Millennials, born between 1981 and 1996, are the first generation to grow up with technology integrated into everything they do. Their phones always at the ready, millennials expect a direct, convenient way to receive and interact with information. They see value in digital services that make their lives simpler.
When it comes to their healthcare, 45% of millennials don’t have a primary care physician, according to a 2018 Kaiser Family Foundation poll. This group tends to get care on an episodic basis, visiting retail and urgent care clinics for illness and turning to online sources for health-related questions.
Millennials are also starting families, accounting for 82% of U.S. births in 2016 and raising the total number of first-time moms in this generation to 17 million. How should healthcare best engage this huge new population of moms? What changes are necessary to accommodate their expectations of a digital society?
The millennial woman’s relationship with healthcare undergoes a fundamental shift when she becomes pregnant. Fragmented, episodic care doesn’t work when you’re expecting. The U.S. Office of Women’s Health recommends at least 14 doctor’s visits over the course of a normal pregnancy. And regular trips to the doctor will continue after the baby is born, with scheduled pediatric well-child check-ups and the inevitable sick visits.
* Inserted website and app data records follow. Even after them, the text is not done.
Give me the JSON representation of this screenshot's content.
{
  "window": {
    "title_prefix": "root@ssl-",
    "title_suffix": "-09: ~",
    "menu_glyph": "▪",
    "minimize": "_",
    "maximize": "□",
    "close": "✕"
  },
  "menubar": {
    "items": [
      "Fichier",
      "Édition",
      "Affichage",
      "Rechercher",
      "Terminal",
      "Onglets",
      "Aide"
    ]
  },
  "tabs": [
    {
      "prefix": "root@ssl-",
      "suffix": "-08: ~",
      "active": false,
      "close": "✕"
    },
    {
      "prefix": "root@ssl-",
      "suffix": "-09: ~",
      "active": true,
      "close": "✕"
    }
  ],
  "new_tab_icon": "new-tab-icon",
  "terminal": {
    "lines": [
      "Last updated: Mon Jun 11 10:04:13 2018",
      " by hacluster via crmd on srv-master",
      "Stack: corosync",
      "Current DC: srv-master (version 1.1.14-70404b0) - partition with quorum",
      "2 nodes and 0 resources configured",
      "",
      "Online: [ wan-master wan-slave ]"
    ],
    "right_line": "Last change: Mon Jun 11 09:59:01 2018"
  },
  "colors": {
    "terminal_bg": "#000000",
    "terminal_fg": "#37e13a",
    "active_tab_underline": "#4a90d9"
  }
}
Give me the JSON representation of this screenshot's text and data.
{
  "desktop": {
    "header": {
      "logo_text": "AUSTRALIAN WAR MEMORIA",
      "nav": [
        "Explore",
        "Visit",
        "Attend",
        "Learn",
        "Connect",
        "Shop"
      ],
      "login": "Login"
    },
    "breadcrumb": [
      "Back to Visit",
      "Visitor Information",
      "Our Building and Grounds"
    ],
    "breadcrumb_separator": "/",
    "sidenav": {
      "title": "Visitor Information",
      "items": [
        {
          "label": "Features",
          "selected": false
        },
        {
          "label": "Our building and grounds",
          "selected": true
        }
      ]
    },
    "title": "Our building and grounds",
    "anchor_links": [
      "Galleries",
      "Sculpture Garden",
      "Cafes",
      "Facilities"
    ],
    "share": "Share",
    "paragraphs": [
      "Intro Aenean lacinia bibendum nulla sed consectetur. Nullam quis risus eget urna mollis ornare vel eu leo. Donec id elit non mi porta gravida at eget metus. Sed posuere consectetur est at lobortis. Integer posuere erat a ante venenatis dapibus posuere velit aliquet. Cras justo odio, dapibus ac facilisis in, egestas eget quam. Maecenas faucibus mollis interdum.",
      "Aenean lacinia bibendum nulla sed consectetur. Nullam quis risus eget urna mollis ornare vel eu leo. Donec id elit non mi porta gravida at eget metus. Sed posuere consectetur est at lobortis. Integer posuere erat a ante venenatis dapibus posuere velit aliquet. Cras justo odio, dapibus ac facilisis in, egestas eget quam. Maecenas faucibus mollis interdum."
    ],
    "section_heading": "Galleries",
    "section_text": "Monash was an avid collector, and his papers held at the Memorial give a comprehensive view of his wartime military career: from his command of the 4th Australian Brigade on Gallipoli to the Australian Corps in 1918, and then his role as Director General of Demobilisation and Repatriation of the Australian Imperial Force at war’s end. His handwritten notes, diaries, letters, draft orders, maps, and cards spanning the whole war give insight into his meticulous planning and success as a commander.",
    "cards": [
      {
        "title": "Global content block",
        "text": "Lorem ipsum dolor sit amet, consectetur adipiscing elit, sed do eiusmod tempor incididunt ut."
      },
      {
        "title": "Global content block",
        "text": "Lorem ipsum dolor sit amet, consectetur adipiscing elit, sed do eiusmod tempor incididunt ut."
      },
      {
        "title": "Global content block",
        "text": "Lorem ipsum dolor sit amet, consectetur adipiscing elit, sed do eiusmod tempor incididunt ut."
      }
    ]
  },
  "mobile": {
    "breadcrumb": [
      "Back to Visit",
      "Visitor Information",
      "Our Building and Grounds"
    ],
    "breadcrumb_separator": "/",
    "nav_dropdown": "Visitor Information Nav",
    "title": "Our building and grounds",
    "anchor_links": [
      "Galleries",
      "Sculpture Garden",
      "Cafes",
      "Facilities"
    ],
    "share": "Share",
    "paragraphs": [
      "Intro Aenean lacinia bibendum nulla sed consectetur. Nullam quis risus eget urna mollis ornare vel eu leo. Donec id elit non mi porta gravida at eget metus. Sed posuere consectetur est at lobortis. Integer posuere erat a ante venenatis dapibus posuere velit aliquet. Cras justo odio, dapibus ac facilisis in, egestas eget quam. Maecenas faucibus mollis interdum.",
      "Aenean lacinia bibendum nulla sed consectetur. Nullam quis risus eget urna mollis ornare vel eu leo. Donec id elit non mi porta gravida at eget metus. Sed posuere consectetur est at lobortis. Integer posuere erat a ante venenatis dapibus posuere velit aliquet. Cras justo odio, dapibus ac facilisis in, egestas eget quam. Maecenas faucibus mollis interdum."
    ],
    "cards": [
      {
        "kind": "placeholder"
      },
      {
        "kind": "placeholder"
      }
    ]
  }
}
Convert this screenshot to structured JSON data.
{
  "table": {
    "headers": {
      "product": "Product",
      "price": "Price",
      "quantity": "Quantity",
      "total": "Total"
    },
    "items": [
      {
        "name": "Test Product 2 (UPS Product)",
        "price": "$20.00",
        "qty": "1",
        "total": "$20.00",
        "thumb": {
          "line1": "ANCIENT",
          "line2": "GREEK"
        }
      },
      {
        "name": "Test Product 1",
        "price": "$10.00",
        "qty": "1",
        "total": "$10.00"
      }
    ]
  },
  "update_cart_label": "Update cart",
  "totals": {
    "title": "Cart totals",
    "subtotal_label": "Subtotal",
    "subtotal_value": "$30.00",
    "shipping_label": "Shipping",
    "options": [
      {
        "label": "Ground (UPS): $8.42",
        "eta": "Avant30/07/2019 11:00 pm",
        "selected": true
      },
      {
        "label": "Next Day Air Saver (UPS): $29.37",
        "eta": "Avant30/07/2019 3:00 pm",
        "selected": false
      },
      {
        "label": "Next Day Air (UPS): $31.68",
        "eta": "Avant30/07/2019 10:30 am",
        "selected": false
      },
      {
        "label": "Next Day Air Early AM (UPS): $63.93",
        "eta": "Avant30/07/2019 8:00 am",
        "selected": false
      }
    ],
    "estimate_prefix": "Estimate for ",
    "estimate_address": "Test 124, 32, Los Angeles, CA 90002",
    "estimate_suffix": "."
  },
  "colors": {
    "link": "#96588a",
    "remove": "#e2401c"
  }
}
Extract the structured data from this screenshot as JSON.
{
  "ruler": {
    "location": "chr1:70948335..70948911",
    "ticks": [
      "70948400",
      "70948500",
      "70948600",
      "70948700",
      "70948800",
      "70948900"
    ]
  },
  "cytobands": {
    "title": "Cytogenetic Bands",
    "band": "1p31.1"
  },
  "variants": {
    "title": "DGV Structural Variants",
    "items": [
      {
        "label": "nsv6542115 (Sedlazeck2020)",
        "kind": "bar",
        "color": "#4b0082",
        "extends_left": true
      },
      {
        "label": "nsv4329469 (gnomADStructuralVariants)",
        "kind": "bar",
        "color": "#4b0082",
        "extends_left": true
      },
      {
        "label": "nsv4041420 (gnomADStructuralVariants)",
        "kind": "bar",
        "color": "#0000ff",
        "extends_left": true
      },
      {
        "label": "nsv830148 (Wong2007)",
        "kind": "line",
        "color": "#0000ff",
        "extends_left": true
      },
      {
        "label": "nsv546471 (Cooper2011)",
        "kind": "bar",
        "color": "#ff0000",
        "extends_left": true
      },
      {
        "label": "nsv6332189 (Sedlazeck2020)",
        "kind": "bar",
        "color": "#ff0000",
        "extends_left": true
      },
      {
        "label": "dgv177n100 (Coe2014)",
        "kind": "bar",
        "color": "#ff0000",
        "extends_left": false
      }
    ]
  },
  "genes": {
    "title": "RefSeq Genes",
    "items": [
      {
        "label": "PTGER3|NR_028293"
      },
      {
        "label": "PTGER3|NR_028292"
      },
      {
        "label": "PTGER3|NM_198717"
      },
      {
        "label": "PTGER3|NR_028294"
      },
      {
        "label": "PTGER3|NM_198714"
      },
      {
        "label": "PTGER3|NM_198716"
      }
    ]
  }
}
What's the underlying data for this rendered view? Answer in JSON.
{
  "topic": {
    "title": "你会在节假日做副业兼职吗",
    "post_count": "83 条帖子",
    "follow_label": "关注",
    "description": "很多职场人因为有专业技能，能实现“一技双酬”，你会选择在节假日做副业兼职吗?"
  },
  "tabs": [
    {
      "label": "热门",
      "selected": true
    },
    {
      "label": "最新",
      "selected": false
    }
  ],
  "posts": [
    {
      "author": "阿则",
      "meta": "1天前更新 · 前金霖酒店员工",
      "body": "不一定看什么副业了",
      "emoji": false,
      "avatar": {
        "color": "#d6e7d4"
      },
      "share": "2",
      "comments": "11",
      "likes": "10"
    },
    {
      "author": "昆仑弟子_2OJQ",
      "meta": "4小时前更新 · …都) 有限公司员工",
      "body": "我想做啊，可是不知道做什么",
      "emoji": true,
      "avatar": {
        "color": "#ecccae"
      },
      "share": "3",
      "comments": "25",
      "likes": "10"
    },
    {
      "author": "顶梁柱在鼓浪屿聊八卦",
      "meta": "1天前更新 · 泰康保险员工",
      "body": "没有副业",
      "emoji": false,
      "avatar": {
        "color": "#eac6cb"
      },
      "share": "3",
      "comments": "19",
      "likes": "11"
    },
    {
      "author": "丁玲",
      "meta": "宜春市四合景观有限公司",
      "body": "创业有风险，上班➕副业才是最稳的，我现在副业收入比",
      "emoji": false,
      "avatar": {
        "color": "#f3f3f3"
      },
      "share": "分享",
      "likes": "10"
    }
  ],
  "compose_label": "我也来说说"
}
The most important supporting factor for women to make good health care decisions is to have a strong relationship with a provider they trust. And that relationship needs to extend beyond the walls of the doctor’s office and the hospital. New parents want and need guidance on caring for their babies. A national survey of mothers, published in the journal Pediatrics, revealed that a significant number were receiving either inconsistent, or worse, NO health advice about various infant care issues (breastfeeding, safe sleep positions, pacifier use and more) from their doctors and others. When they have a question, millennials tend to turn to the internet for advice. But with so much information on the web, much of it conflicting, new parents can easily become overwhelmed and confused.
New millennial moms are faced with the increased responsibility of making healthcare decisions that aren’t just for themselves, but now are for their entire families. The changes in behavior and healthcare consumption that come from being a new parent provide new opportunities for hospitals and providers to forge long-term relationships with expecting patients that will last through pregnancy, early childhood and beyond. The impact will be felt throughout healthcare institutions and across service lines.
Millennials are digital natives. In order to provide the education they need to achieve patient satisfaction and positive outcomes, hospitals and healthcare providers must reach them where they are—on mobile technology. And as the oldest members of the next demographic, Generation Z, move into adulthood as the first mobile-native generation, it’s even more critical that healthcare providers have the infrastructure in place to provide the digital support and education these patients need. Learn more about how digital patient engagement provides a better care experience.